Senior, Political Science at
University of North Carolina-Charlotte
Windsor Park Neighborhood Association
46, Plaza Midwood
Owner, Unique Southern Estates
Co-Chair, Charlotte EAST
Meredith College Board of Trustees
Sigma Phi Epsilon Fraternity National Board
Hildreth is also the youngest qualified candidate up for consideration for the vacant seat. He doesn’t think his age will serve as a detriment. Including young people — a demographic Hildreth said leaders are always asking to be more active — will be a benefit “so the city is attracting the younger, educated people the city wants to attract.”
“Why not have the opinion of someone who is going to be there,” he said, “who is going to be thinking very long term and wants to stay in Charlotte for an extended period of time?”
East Charlotte involvement
Both men are involved in local efforts in East Charlotte. Maddalon is currently the co-chair of Charlotte EAST, a group that has been pushing for renewed development and attention on the Charlotte’s Eastside. Hildreth is a member of the Windsor Park Neighborhood Association and has also been active with Save The Eastland Icons, a Charlotte EAST project to preserve old Eastland Mall signage.
Hildreth and Maddalon agree that renewed focus on East Charlotte development is key.
“I would say in recent history the city has been underwhelming in the way it has handled Eastland,” Maddalon said. “There were numerous opportunities to keep what happened at Eastland from happening, in my opinion, which is to say total collapse.”
“I feel like in the past that the Eastside was neglected,” Hildreth said.
Both, who also supported the controversial East-West Gold Line streetcar extension, also think city officials are on a better path to development in East Charlotte.
“The City Council has seen what has happened,” Hildreth said. “You have this once very luxurious mall on the Eastside now being city-owned and having to be torn down. That’s not something you want to see repeated.”

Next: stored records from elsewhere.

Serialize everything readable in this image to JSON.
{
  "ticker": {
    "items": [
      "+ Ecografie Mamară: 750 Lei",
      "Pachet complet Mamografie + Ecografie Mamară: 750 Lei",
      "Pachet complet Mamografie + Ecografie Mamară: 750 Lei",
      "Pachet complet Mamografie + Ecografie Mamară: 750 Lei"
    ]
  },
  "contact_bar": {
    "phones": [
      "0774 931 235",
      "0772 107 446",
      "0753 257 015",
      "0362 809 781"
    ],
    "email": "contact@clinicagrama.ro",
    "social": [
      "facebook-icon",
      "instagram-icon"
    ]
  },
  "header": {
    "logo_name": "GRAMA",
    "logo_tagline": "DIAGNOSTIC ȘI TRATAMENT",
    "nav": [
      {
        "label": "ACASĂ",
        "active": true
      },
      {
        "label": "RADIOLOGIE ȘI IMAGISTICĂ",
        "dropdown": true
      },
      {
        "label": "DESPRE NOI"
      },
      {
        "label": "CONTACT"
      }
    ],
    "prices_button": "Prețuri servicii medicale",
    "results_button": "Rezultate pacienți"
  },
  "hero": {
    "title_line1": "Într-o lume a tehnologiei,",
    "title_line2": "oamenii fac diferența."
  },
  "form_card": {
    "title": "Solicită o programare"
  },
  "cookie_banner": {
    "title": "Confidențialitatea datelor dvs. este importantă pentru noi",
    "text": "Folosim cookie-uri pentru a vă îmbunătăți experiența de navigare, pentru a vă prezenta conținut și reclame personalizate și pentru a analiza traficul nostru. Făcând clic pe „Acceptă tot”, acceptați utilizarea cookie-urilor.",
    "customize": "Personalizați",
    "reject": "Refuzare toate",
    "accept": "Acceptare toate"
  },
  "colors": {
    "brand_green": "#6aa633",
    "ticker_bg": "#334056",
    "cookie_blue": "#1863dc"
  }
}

Said Maddalon, “Ultimately the city did the right thing. Now the city is doing great work.”
If either are appointed, they would be the second openly LGBT official on Council. District 3 Democrat LaWana Mayfield became the city’s first in 2011. Kinsey’s District 1 seat contains several of the city’s the most heavily LGBT-populated neighborhoods.
Maddalon, who lives with his spouse, Brooks, and their two school-aged sons, thinks most citizens won’t notice his sexual orientation, especially among District 1’s already diverse population.
“We’ve got a pretty bohemian district,” Maddalon said. “It stretches all the way from a Dilworth all the way over to a NoDa. You’ve got everything from attorneys to tattoos.”
And, amid the city’s current troubles — including controversies over ownership of the Charlotte airport — Maddalon thinks most people will be focused on other issues.
“Probably, in the short term, nobody’s going to pay too much attention to that, just because, again, the shop’s on fire,” Maddalon said. “Those of us concerned about issues affecting our community would be very pleased with [an openly gay appointment]. You can’t call it anything but a win and a step forward.”
“Hopefully it will be a learning experience for a large portion of the city,” said Hildreth. “There is this population that is in Charlotte, that is active, that wants to be involved, that wants to do more. LGBTQ people are your neighbors, your friends and your family. In a southern city, especially such as Charlotte, having two openly gay representatives will be a milestone of achievement.”
Other qualified candidates for Kinsey’s replacement include: Arturo Cardenas; Jenifer R. Daniels; Larken Egleston; Alex Heroy; Terry Lansdell; Hollis Nixon; Larry Springs; Nathan Taylor; and James Lee Walker.
Council will appoint Kinsey’s successor, who must be a Democrat. The replacement will be considered at next week’s City Council meeting.
Kinsey has already said she plans to run again for her District 1 seat during this fall’s Council elections. Both Maddalon and Hildreth said they will not seek to challenge Kinsey, whom they said has been a good representative for the district.